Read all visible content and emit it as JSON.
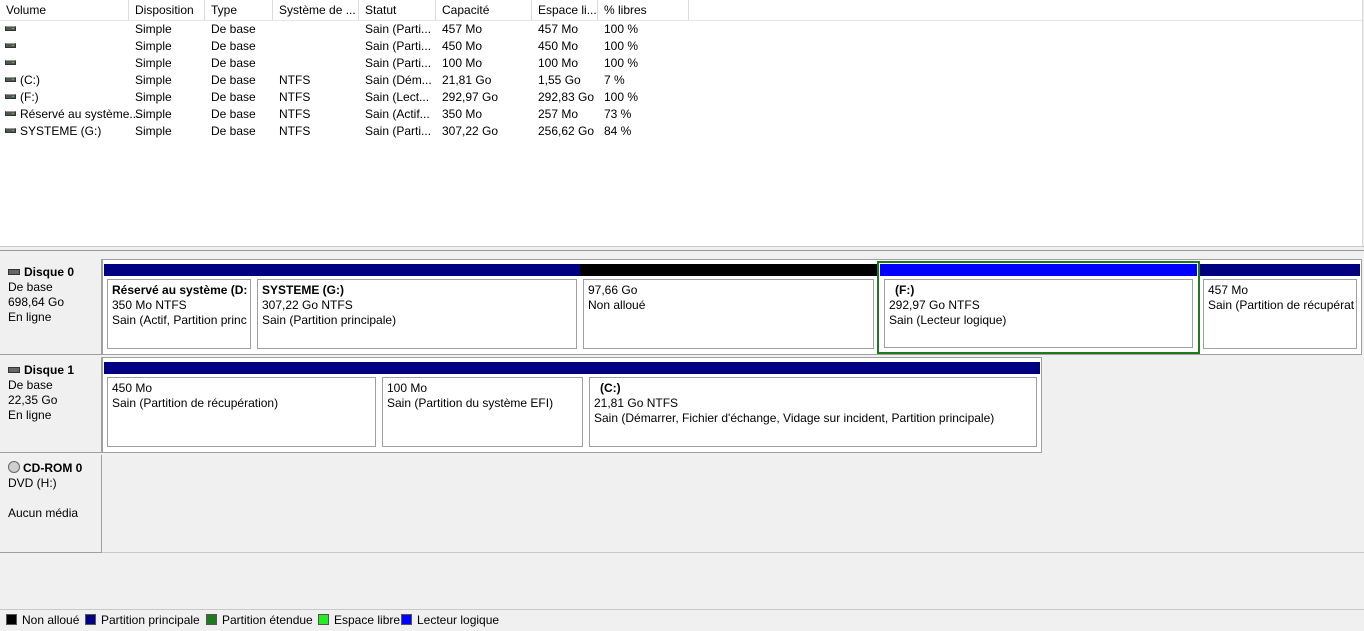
{
  "columns": [
    "Volume",
    "Disposition",
    "Type",
    "Système de ...",
    "Statut",
    "Capacité",
    "Espace li...",
    "% libres"
  ],
  "volumes": [
    {
      "volume": "",
      "disposition": "Simple",
      "type": "De base",
      "fs": "",
      "status": "Sain (Parti...",
      "capacity": "457 Mo",
      "free": "457 Mo",
      "pct": "100 %"
    },
    {
      "volume": "",
      "disposition": "Simple",
      "type": "De base",
      "fs": "",
      "status": "Sain (Parti...",
      "capacity": "450 Mo",
      "free": "450 Mo",
      "pct": "100 %"
    },
    {
      "volume": "",
      "disposition": "Simple",
      "type": "De base",
      "fs": "",
      "status": "Sain (Parti...",
      "capacity": "100 Mo",
      "free": "100 Mo",
      "pct": "100 %"
    },
    {
      "volume": "(C:)",
      "disposition": "Simple",
      "type": "De base",
      "fs": "NTFS",
      "status": "Sain (Dém...",
      "capacity": "21,81 Go",
      "free": "1,55 Go",
      "pct": "7 %"
    },
    {
      "volume": "(F:)",
      "disposition": "Simple",
      "type": "De base",
      "fs": "NTFS",
      "status": "Sain (Lect...",
      "capacity": "292,97 Go",
      "free": "292,83 Go",
      "pct": "100 %"
    },
    {
      "volume": "Réservé au système...",
      "disposition": "Simple",
      "type": "De base",
      "fs": "NTFS",
      "status": "Sain (Actif...",
      "capacity": "350 Mo",
      "free": "257 Mo",
      "pct": "73 %"
    },
    {
      "volume": "SYSTEME (G:)",
      "disposition": "Simple",
      "type": "De base",
      "fs": "NTFS",
      "status": "Sain (Parti...",
      "capacity": "307,22 Go",
      "free": "256,62 Go",
      "pct": "84 %"
    }
  ],
  "disks": [
    {
      "name": "Disque 0",
      "type": "De base",
      "size": "698,64 Go",
      "status": "En ligne",
      "partitions": [
        {
          "name": "Réservé au système  (D:",
          "line2": "350 Mo NTFS",
          "line3": "Sain (Actif, Partition princ",
          "kind": "primary"
        },
        {
          "name": "SYSTEME  (G:)",
          "line2": "307,22 Go NTFS",
          "line3": "Sain (Partition principale)",
          "kind": "primary"
        },
        {
          "name": "",
          "line2": "97,66 Go",
          "line3": "Non alloué",
          "kind": "unallocated"
        },
        {
          "name": "(F:)",
          "line2": "292,97 Go NTFS",
          "line3": "Sain (Lecteur logique)",
          "kind": "logical",
          "selected": true
        },
        {
          "name": "",
          "line2": "457 Mo",
          "line3": "Sain (Partition de récupérat",
          "kind": "primary"
        }
      ]
    },
    {
      "name": "Disque 1",
      "type": "De base",
      "size": "22,35 Go",
      "status": "En ligne",
      "partitions": [
        {
          "name": "",
          "line2": "450 Mo",
          "line3": "Sain (Partition de récupération)",
          "kind": "primary"
        },
        {
          "name": "",
          "line2": "100 Mo",
          "line3": "Sain (Partition du système EFI)",
          "kind": "primary"
        },
        {
          "name": "(C:)",
          "line2": "21,81 Go NTFS",
          "line3": "Sain (Démarrer, Fichier d'échange, Vidage sur incident, Partition principale)",
          "kind": "primary"
        }
      ]
    }
  ],
  "cdrom": {
    "name": "CD-ROM 0",
    "drive": "DVD (H:)",
    "status": "Aucun média"
  },
  "legend": [
    {
      "label": "Non alloué",
      "color": "#000000"
    },
    {
      "label": "Partition principale",
      "color": "#000080"
    },
    {
      "label": "Partition étendue",
      "color": "#1f7a1f"
    },
    {
      "label": "Espace libre",
      "color": "#22ee22"
    },
    {
      "label": "Lecteur logique",
      "color": "#0000ff"
    }
  ],
  "colors": {
    "primary": "#000080",
    "unallocated": "#000000",
    "logical": "#0000ff",
    "extended": "#1f7a1f",
    "free": "#22ee22"
  }
}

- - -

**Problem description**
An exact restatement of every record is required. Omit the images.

**Solution to this task**
Read all visible content and emit it as JSON.
{
  "columns": [
    "Volume",
    "Disposition",
    "Type",
    "Système de ...",
    "Statut",
    "Capacité",
    "Espace li...",
    "% libres"
  ],
  "volumes": [
    {
      "volume": "",
      "disposition": "Simple",
      "type": "De base",
      "fs": "",
      "status": "Sain (Parti...",
      "capacity": "457 Mo",
      "free": "457 Mo",
      "pct": "100 %"
    },
    {
      "volume": "",
      "disposition": "Simple",
      "type": "De base",
      "fs": "",
      "status": "Sain (Parti...",
      "capacity": "450 Mo",
      "free": "450 Mo",
      "pct": "100 %"
    },
    {
      "volume": "",
      "disposition": "Simple",
      "type": "De base",
      "fs": "",
      "status": "Sain (Parti...",
      "capacity": "100 Mo",
      "free": "100 Mo",
      "pct": "100 %"
    },
    {
      "volume": "(C:)",
      "disposition": "Simple",
      "type": "De base",
      "fs": "NTFS",
      "status": "Sain (Dém...",
      "capacity": "21,81 Go",
      "free": "1,55 Go",
      "pct": "7 %"
    },
    {
      "volume": "(F:)",
      "disposition": "Simple",
      "type": "De base",
      "fs": "NTFS",
      "status": "Sain (Lect...",
      "capacity": "292,97 Go",
      "free": "292,83 Go",
      "pct": "100 %"
    },
    {
      "volume": "Réservé au système...",
      "disposition": "Simple",
      "type": "De base",
      "fs": "NTFS",
      "status": "Sain (Actif...",
      "capacity": "350 Mo",
      "free": "257 Mo",
      "pct": "73 %"
    },
    {
      "volume": "SYSTEME (G:)",
      "disposition": "Simple",
      "type": "De base",
      "fs": "NTFS",
      "status": "Sain (Parti...",
      "capacity": "307,22 Go",
      "free": "256,62 Go",
      "pct": "84 %"
    }
  ],
  "disks": [
    {
      "name": "Disque 0",
      "type": "De base",
      "size": "698,64 Go",
      "status": "En ligne",
      "partitions": [
        {
          "name": "Réservé au système  (D:",
          "line2": "350 Mo NTFS",
          "line3": "Sain (Actif, Partition princ",
          "kind": "primary"
        },
        {
          "name": "SYSTEME  (G:)",
          "line2": "307,22 Go NTFS",
          "line3": "Sain (Partition principale)",
          "kind": "primary"
        },
        {
          "name": "",
          "line2": "97,66 Go",
          "line3": "Non alloué",
          "kind": "unallocated"
        },
        {
          "name": "(F:)",
          "line2": "292,97 Go NTFS",
          "line3": "Sain (Lecteur logique)",
          "kind": "logical",
          "selected": true
        },
        {
          "name": "",
          "line2": "457 Mo",
          "line3": "Sain (Partition de récupérat",
          "kind": "primary"
        }
      ]
    },
    {
      "name": "Disque 1",
      "type": "De base",
      "size": "22,35 Go",
      "status": "En ligne",
      "partitions": [
        {
          "name": "",
          "line2": "450 Mo",
          "line3": "Sain (Partition de récupération)",
          "kind": "primary"
        },
        {
          "name": "",
          "line2": "100 Mo",
          "line3": "Sain (Partition du système EFI)",
          "kind": "primary"
        },
        {
          "name": "(C:)",
          "line2": "21,81 Go NTFS",
          "line3": "Sain (Démarrer, Fichier d'échange, Vidage sur incident, Partition principale)",
          "kind": "primary"
        }
      ]
    }
  ],
  "cdrom": {
    "name": "CD-ROM 0",
    "drive": "DVD (H:)",
    "status": "Aucun média"
  },
  "legend": [
    {
      "label": "Non alloué",
      "color": "#000000"
    },
    {
      "label": "Partition principale",
      "color": "#000080"
    },
    {
      "label": "Partition étendue",
      "color": "#1f7a1f"
    },
    {
      "label": "Espace libre",
      "color": "#22ee22"
    },
    {
      "label": "Lecteur logique",
      "color": "#0000ff"
    }
  ],
  "colors": {
    "primary": "#000080",
    "unallocated": "#000000",
    "logical": "#0000ff",
    "extended": "#1f7a1f",
    "free": "#22ee22"
  }
}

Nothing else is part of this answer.